We get our own share of teasing of course - we are not immune or better than the rest. Jokes range from "we don't do anything" or "all you guys want to do is blow stuff up." Comments about how we have all the expensive toys when no one else has money for stuff.

But we also get plenty of strange looks, and a different kind of respect than other groups (not more, just different) - to your average person or even cop, you have to be somewhat off your rocker to not only work with explosives, but to mess around other people's bombs. The fact that we walk downrange to deal with things designed to blow up just doesn't seem normal to cops, and thus they tend to treat us differently.

I've been introduced to Academy classes as "one of the guys you don't want to piss off, because he'll blow up your car or something." Watched a SWAT sergeant who has done more room entries than I can count back-peddle away from me at warp speed when I asked him to hold onto some explosives while I built a charge. Seen perfectly brave men & women look at myself and my teammates like we had two heads as we calmly discussed how to hand enter a package with a possible chemical agent. Heck, I have a Property Lieutenant who will call me personally to pick up packages that come in for my office, because he doesn't want to consider what might be inside. Like I said, to them we must be a bit nuts to even get into this job.

I can live with that... as the man said, it does keep my mail safe...

7 comments:

GunDiva said...

First, love that you're a Parrot Head (I'm inferring it from the title) - I knew I liked ya.

Second, I think it's kinda cool that you get to blow stuff up. Maybe a little crazy, but still cool.

Dori said...

Meh...non-crazy is overrated...

Does that make me the Fruitcake?

I still laugh when I remember your first FTO recruit...scared witless youngun.

Sean said...

ah yes, someday I should post that story...

Jackie said...

I'm of the opinion that blowing stuff up is cool...

...If you're a trained professional of course...

And I laughed at your comment on Ghostrider's post. Please tell me no one's actually done that...

On second thought I don't want to know..

xx
Jaxs

K. Erickson said...

Perhaps I have a death wish right now, but I'd trade my current job to work EOD or SWAT in about five seconds. Getting paid to handle guns and explosives? Where do I sign up?

Jon said...

See, I read that and think, "Huh. That'd be an interesting job."

So I'm probably just a little bit off, yes.

Sean said...

Yes, it is definitely an interesting job, with lots of fun moments. I love what I do, and I get paid to do things that a lot of folks never have a chance to try - for that I am grateful!

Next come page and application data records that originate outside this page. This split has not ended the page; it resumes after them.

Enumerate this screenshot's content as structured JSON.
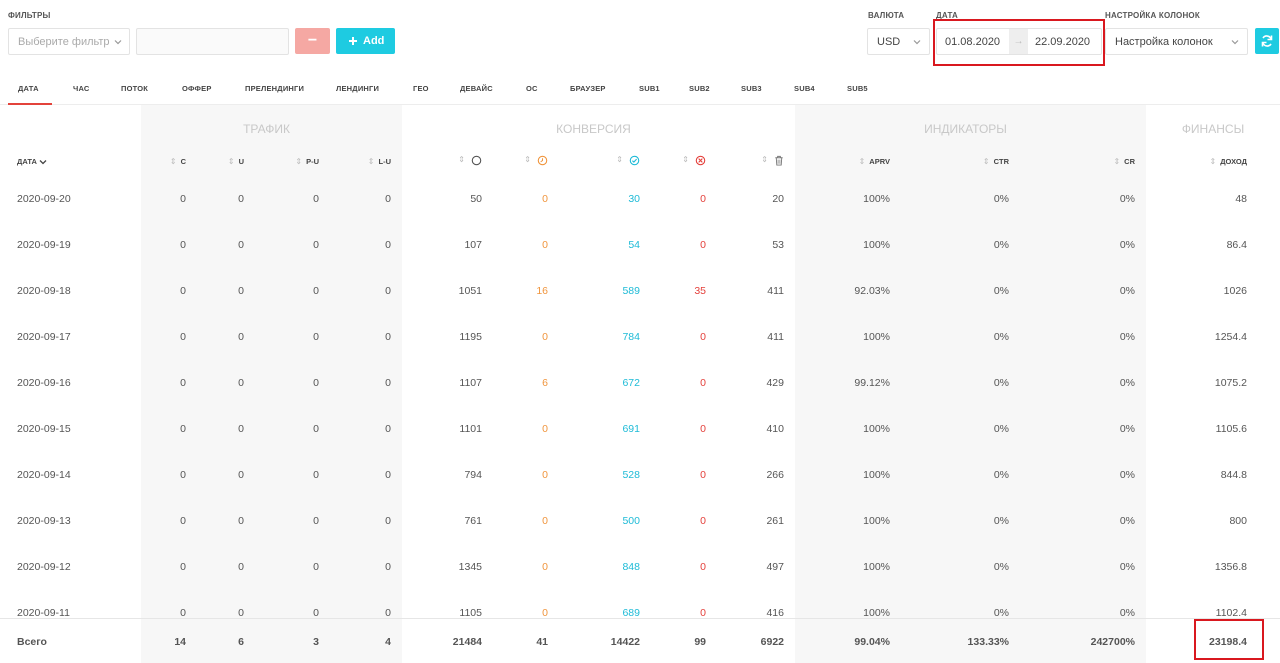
{
  "top": {
    "filters_label": "ФИЛЬТРЫ",
    "filter_placeholder": "Выберите фильтр",
    "minus_label": "−",
    "add_label": "Add",
    "currency_label": "ВАЛЮТА",
    "currency_value": "USD",
    "date_label": "ДАТА",
    "date_from": "01.08.2020",
    "date_arrow": "→",
    "date_to": "22.09.2020",
    "columns_label": "НАСТРОЙКА КОЛОНОК",
    "columns_value": "Настройка колонок",
    "refresh_icon": "refresh-icon",
    "colors": {
      "add": "#1ecbe1",
      "minus": "#f5a8a3",
      "refresh": "#1ecbe1"
    }
  },
  "tabs": [
    "ДАТА",
    "ЧАС",
    "ПОТОК",
    "ОФФЕР",
    "ПРЕЛЕНДИНГИ",
    "ЛЕНДИНГИ",
    "ГЕО",
    "ДЕВАЙС",
    "ОС",
    "БРАУЗЕР",
    "SUB1",
    "SUB2",
    "SUB3",
    "SUB4",
    "SUB5"
  ],
  "groups": {
    "traffic": "ТРАФИК",
    "conversion": "КОНВЕРСИЯ",
    "indicators": "ИНДИКАТОРЫ",
    "finance": "ФИНАНСЫ"
  },
  "headers": {
    "date": "ДАТА",
    "c": "C",
    "u": "U",
    "pu": "P-U",
    "lu": "L-U",
    "aprv": "APRV",
    "ctr": "CTR",
    "cr": "CR",
    "income": "ДОХОД"
  },
  "rows": [
    {
      "date": "2020-09-20",
      "c": "0",
      "u": "0",
      "pu": "0",
      "lu": "0",
      "all": "50",
      "hold": "0",
      "appr": "30",
      "rej": "0",
      "trash": "20",
      "aprv": "100%",
      "ctr": "0%",
      "cr": "0%",
      "income": "48"
    },
    {
      "date": "2020-09-19",
      "c": "0",
      "u": "0",
      "pu": "0",
      "lu": "0",
      "all": "107",
      "hold": "0",
      "appr": "54",
      "rej": "0",
      "trash": "53",
      "aprv": "100%",
      "ctr": "0%",
      "cr": "0%",
      "income": "86.4"
    },
    {
      "date": "2020-09-18",
      "c": "0",
      "u": "0",
      "pu": "0",
      "lu": "0",
      "all": "1051",
      "hold": "16",
      "appr": "589",
      "rej": "35",
      "trash": "411",
      "aprv": "92.03%",
      "ctr": "0%",
      "cr": "0%",
      "income": "1026"
    },
    {
      "date": "2020-09-17",
      "c": "0",
      "u": "0",
      "pu": "0",
      "lu": "0",
      "all": "1195",
      "hold": "0",
      "appr": "784",
      "rej": "0",
      "trash": "411",
      "aprv": "100%",
      "ctr": "0%",
      "cr": "0%",
      "income": "1254.4"
    },
    {
      "date": "2020-09-16",
      "c": "0",
      "u": "0",
      "pu": "0",
      "lu": "0",
      "all": "1107",
      "hold": "6",
      "appr": "672",
      "rej": "0",
      "trash": "429",
      "aprv": "99.12%",
      "ctr": "0%",
      "cr": "0%",
      "income": "1075.2"
    },
    {
      "date": "2020-09-15",
      "c": "0",
      "u": "0",
      "pu": "0",
      "lu": "0",
      "all": "1101",
      "hold": "0",
      "appr": "691",
      "rej": "0",
      "trash": "410",
      "aprv": "100%",
      "ctr": "0%",
      "cr": "0%",
      "income": "1105.6"
    },
    {
      "date": "2020-09-14",
      "c": "0",
      "u": "0",
      "pu": "0",
      "lu": "0",
      "all": "794",
      "hold": "0",
      "appr": "528",
      "rej": "0",
      "trash": "266",
      "aprv": "100%",
      "ctr": "0%",
      "cr": "0%",
      "income": "844.8"
    },
    {
      "date": "2020-09-13",
      "c": "0",
      "u": "0",
      "pu": "0",
      "lu": "0",
      "all": "761",
      "hold": "0",
      "appr": "500",
      "rej": "0",
      "trash": "261",
      "aprv": "100%",
      "ctr": "0%",
      "cr": "0%",
      "income": "800"
    },
    {
      "date": "2020-09-12",
      "c": "0",
      "u": "0",
      "pu": "0",
      "lu": "0",
      "all": "1345",
      "hold": "0",
      "appr": "848",
      "rej": "0",
      "trash": "497",
      "aprv": "100%",
      "ctr": "0%",
      "cr": "0%",
      "income": "1356.8"
    },
    {
      "date": "2020-09-11",
      "c": "0",
      "u": "0",
      "pu": "0",
      "lu": "0",
      "all": "1105",
      "hold": "0",
      "appr": "689",
      "rej": "0",
      "trash": "416",
      "aprv": "100%",
      "ctr": "0%",
      "cr": "0%",
      "income": "1102.4"
    }
  ],
  "totals": {
    "date": "Всего",
    "c": "14",
    "u": "6",
    "pu": "3",
    "lu": "4",
    "all": "21484",
    "hold": "41",
    "appr": "14422",
    "rej": "99",
    "trash": "6922",
    "aprv": "99.04%",
    "ctr": "133.33%",
    "cr": "242700%",
    "income": "23198.4"
  }
}
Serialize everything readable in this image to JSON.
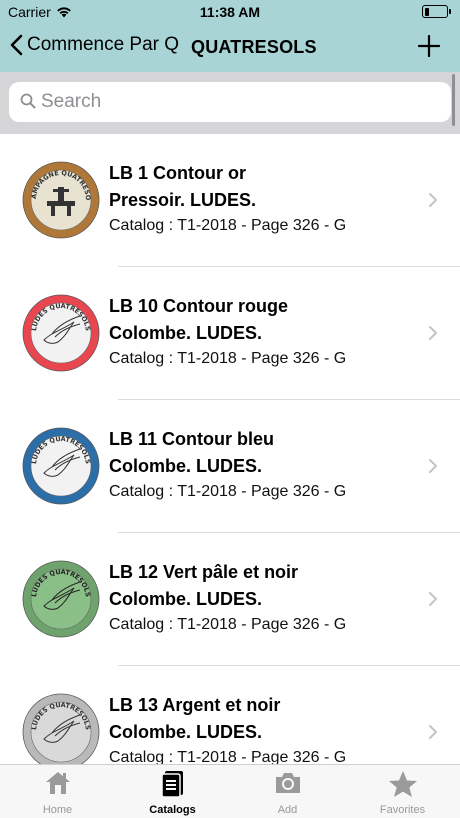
{
  "status": {
    "carrier": "Carrier",
    "time": "11:38 AM",
    "battery_level": 0.2
  },
  "nav": {
    "back_label": "Commence Par Q",
    "title": "QUATRESOLS"
  },
  "search": {
    "placeholder": "Search",
    "value": ""
  },
  "items": [
    {
      "title1": "LB 1 Contour or",
      "title2": "Pressoir. LUDES.",
      "sub": "Catalog : T1-2018 - Page 326 - G",
      "cap_colors": {
        "rim": "#b07838",
        "face": "#e8e2d0",
        "ink": "#333"
      },
      "cap_text": "CHAMPAGNE QUATRESOLS"
    },
    {
      "title1": "LB 10 Contour rouge",
      "title2": "Colombe. LUDES.",
      "sub": "Catalog : T1-2018 - Page 326 - G",
      "cap_colors": {
        "rim": "#e8474f",
        "face": "#f2f2f2",
        "ink": "#333"
      },
      "cap_text": "LUDES QUATRESOLS"
    },
    {
      "title1": "LB 11 Contour bleu",
      "title2": "Colombe. LUDES.",
      "sub": "Catalog : T1-2018 - Page 326 - G",
      "cap_colors": {
        "rim": "#2c6ea8",
        "face": "#f2f2f2",
        "ink": "#333"
      },
      "cap_text": "LUDES QUATRESOLS"
    },
    {
      "title1": "LB 12 Vert pâle et noir",
      "title2": "Colombe. LUDES.",
      "sub": "Catalog : T1-2018 - Page 326 - G",
      "cap_colors": {
        "rim": "#6fa36e",
        "face": "#8bbf88",
        "ink": "#222"
      },
      "cap_text": "LUDES QUATRESOLS"
    },
    {
      "title1": "LB 13 Argent et noir",
      "title2": "Colombe. LUDES.",
      "sub": "Catalog : T1-2018 - Page 326 - G",
      "cap_colors": {
        "rim": "#b9b9b9",
        "face": "#d9d9d9",
        "ink": "#333"
      },
      "cap_text": "LUDES QUATRESOLS"
    }
  ],
  "tabs": [
    {
      "label": "Home",
      "icon": "home-icon",
      "active": false
    },
    {
      "label": "Catalogs",
      "icon": "catalogs-icon",
      "active": true
    },
    {
      "label": "Add",
      "icon": "camera-icon",
      "active": false
    },
    {
      "label": "Favorites",
      "icon": "star-icon",
      "active": false
    }
  ]
}
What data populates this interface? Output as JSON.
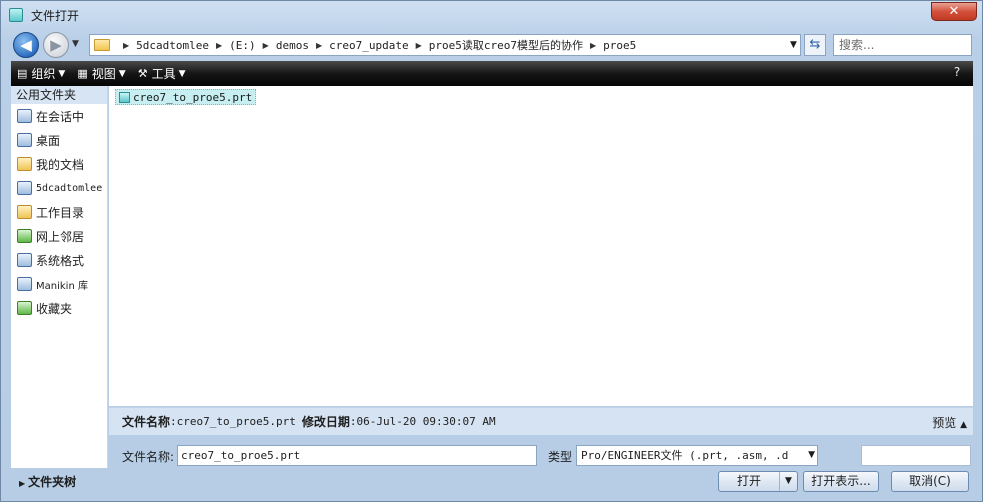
{
  "window": {
    "title": "文件打开",
    "close_label": "✕"
  },
  "nav": {
    "back_glyph": "◀",
    "forward_glyph": "▶",
    "breadcrumbs": [
      "5dcadtomlee",
      "(E:)",
      "demos",
      "creo7_update",
      "proe5读取creo7模型后的协作",
      "proe5"
    ],
    "search_placeholder": "搜索..."
  },
  "toolbar": {
    "organize": "组织",
    "views": "视图",
    "tools": "工具"
  },
  "sidebar": {
    "header": "公用文件夹",
    "items": [
      {
        "label": "在会话中",
        "icon": "session-icon"
      },
      {
        "label": "桌面",
        "icon": "desktop-icon"
      },
      {
        "label": "我的文档",
        "icon": "documents-icon"
      },
      {
        "label": "5dcadtomlee",
        "icon": "computer-icon"
      },
      {
        "label": "工作目录",
        "icon": "working-dir-icon"
      },
      {
        "label": "网上邻居",
        "icon": "network-icon"
      },
      {
        "label": "系统格式",
        "icon": "system-format-icon"
      },
      {
        "label": "Manikin 库",
        "icon": "manikin-library-icon"
      },
      {
        "label": "收藏夹",
        "icon": "favorites-icon"
      }
    ],
    "folder_tree": "文件夹树"
  },
  "files": [
    {
      "name": "creo7_to_proe5.prt"
    }
  ],
  "details": {
    "name_label": "文件名称",
    "name_value": ":creo7_to_proe5.prt",
    "date_label": "修改日期",
    "date_value": ":06-Jul-20 09:30:07 AM",
    "preview": "预览"
  },
  "bottom": {
    "filename_label": "文件名称:",
    "filename_value": "creo7_to_proe5.prt",
    "type_label": "类型",
    "type_value": "Pro/ENGINEER文件 (.prt, .asm, .d",
    "open": "打开",
    "open_as": "打开表示...",
    "cancel": "取消(C)"
  }
}
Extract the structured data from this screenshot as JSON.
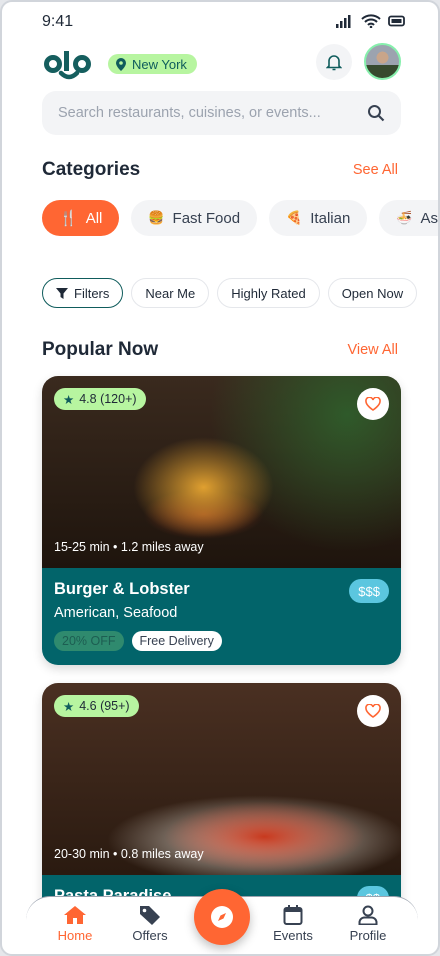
{
  "status": {
    "time": "9:41"
  },
  "header": {
    "logo": "olo",
    "location": "New York"
  },
  "search": {
    "placeholder": "Search restaurants, cuisines, or events..."
  },
  "categories": {
    "title": "Categories",
    "see_all": "See All",
    "items": [
      {
        "label": "All",
        "icon": "utensils-icon",
        "active": true
      },
      {
        "label": "Fast Food",
        "icon": "burger-icon"
      },
      {
        "label": "Italian",
        "icon": "pizza-icon"
      },
      {
        "label": "Asian",
        "icon": "bowl-icon"
      }
    ]
  },
  "filters": [
    {
      "label": "Filters",
      "icon": "filter-icon",
      "active": true
    },
    {
      "label": "Near Me"
    },
    {
      "label": "Highly Rated"
    },
    {
      "label": "Open Now"
    }
  ],
  "popular": {
    "title": "Popular Now",
    "view_all": "View All",
    "restaurants": [
      {
        "rating": "4.8 (120+)",
        "meta": "15-25 min • 1.2 miles away",
        "name": "Burger & Lobster",
        "cuisine": "American, Seafood",
        "price": "$$$",
        "tags": [
          "20% OFF",
          "Free Delivery"
        ]
      },
      {
        "rating": "4.6 (95+)",
        "meta": "20-30 min • 0.8 miles away",
        "name": "Pasta Paradise",
        "price": "$$"
      }
    ]
  },
  "nav": {
    "items": [
      "Home",
      "Offers",
      "Events",
      "Profile"
    ],
    "active": "Home"
  },
  "colors": {
    "accent": "#ff6633",
    "brand": "#0f5c5c",
    "card": "#02646a",
    "lime": "#b7f5a0"
  }
}
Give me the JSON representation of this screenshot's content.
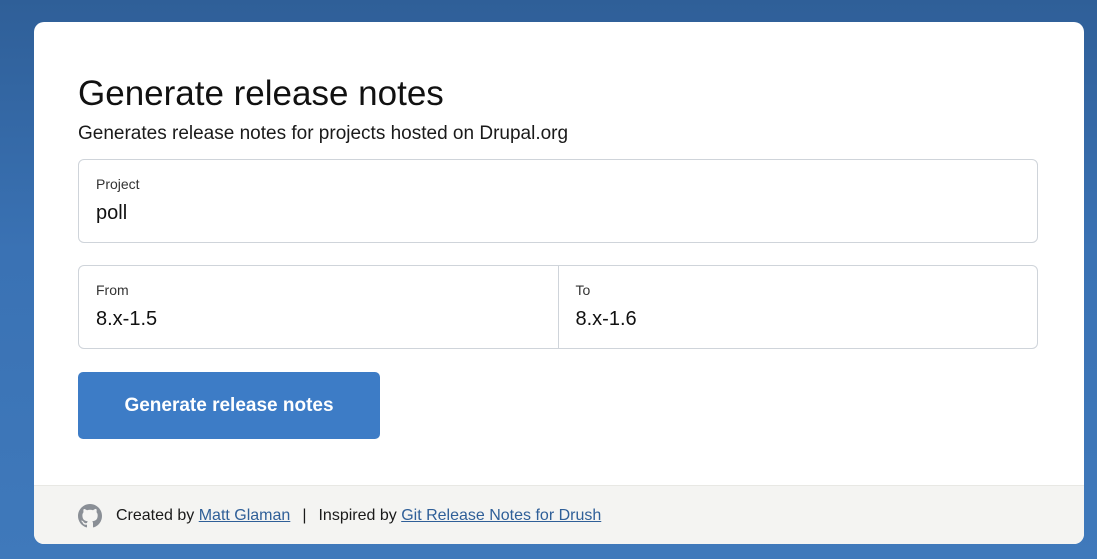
{
  "header": {
    "title": "Generate release notes",
    "subtitle": "Generates release notes for projects hosted on Drupal.org"
  },
  "form": {
    "project": {
      "label": "Project",
      "value": "poll"
    },
    "from": {
      "label": "From",
      "value": "8.x-1.5"
    },
    "to": {
      "label": "To",
      "value": "8.x-1.6"
    },
    "submit_label": "Generate release notes"
  },
  "footer": {
    "icon": "github-icon",
    "created_by_text": "Created by",
    "author_link": "Matt Glaman",
    "separator": "|",
    "inspired_by_text": "Inspired by",
    "inspiration_link": "Git Release Notes for Drush"
  },
  "colors": {
    "background": "#3a72b4",
    "button": "#3d7cc6",
    "link": "#2f5f98",
    "footer_bg": "#f4f4f2"
  }
}
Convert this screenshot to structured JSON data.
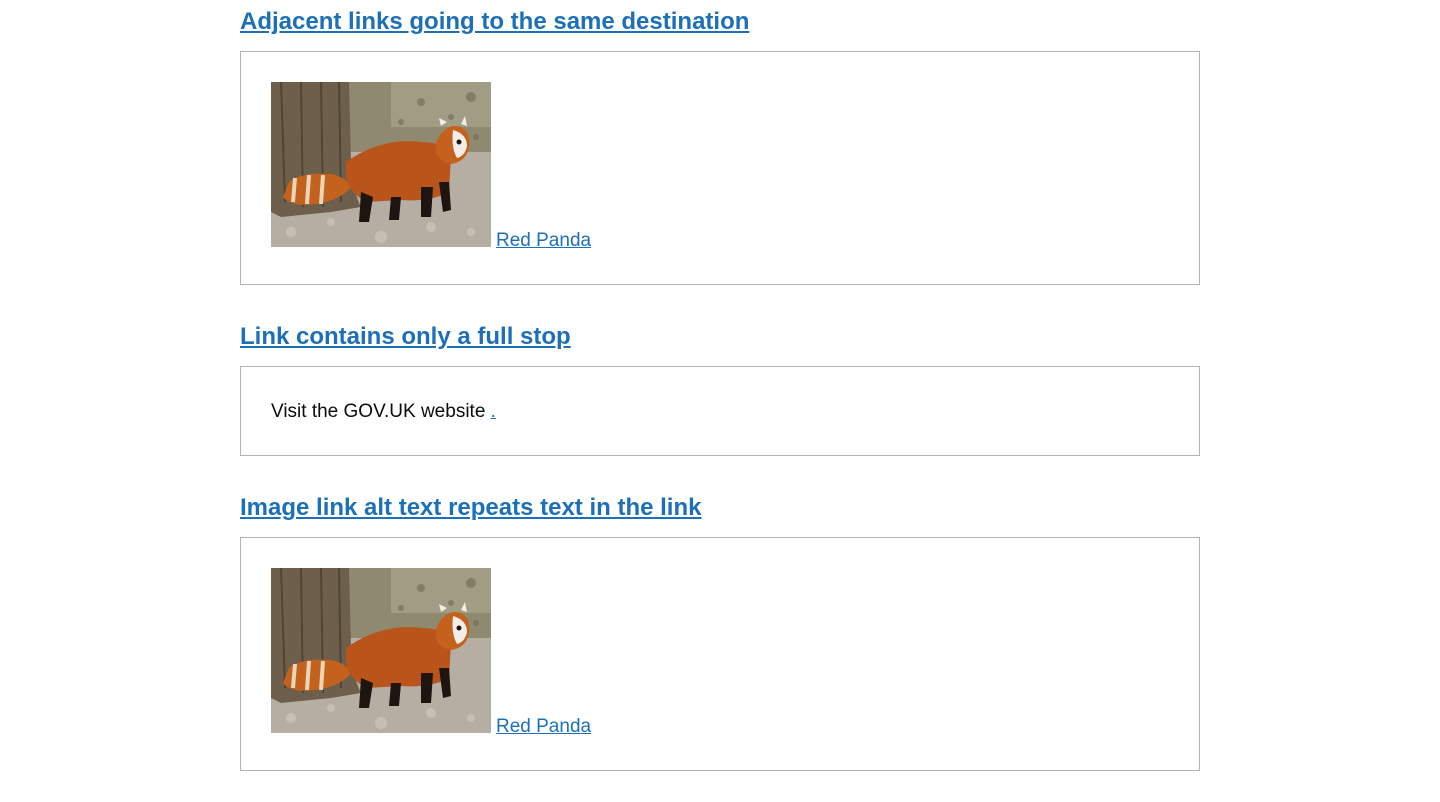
{
  "sections": [
    {
      "heading": "Adjacent links going to the same destination",
      "link_text": "Red Panda",
      "image": "red-panda-photo"
    },
    {
      "heading": "Link contains only a full stop",
      "text_before": "Visit the GOV.UK website ",
      "link_text": "."
    },
    {
      "heading": "Image link alt text repeats text in the link",
      "link_text": "Red Panda",
      "image": "red-panda-photo"
    }
  ],
  "colors": {
    "link": "#1d70b8",
    "text": "#0b0c0c",
    "border": "#b1b4b6"
  }
}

BUT - it is still a job. It has good & bad days. It has paperwork, unreasonable expectations at times, occasional micromanagers or clueless interference, and all the other stuff. Along with the fact that while yes, I get to blow things up, shoot guns, and all that - I have to not only be able to do so (and train during) the nice days, but also the hot, cold, rain, snow, tired, sore, and all the other stuff. Definitely adds a separate set of challenges.

Don't get me wrong - I appreciate what you all are saying - just a bit of perspective from my side!

Plus, I always remember a bit of wisdom from a senior NCO years ago. He reminded us that yes, we were doing something that not everyone could do - and that was considered special. But we were always to remember that our "special" task was in support of the main objective, it was not the main objective in & of itself. And that we sure as hell couldn't do our job, much less get where we were going, without all those cooks, engineers, aircrew, ship drivers and everything else that some folks looked down on.

I've always tried to remember that & to apply it even now. While I may make fun of the patrol guys, or bitch when they are dumb - I'm here to support them, certainly not the other way around!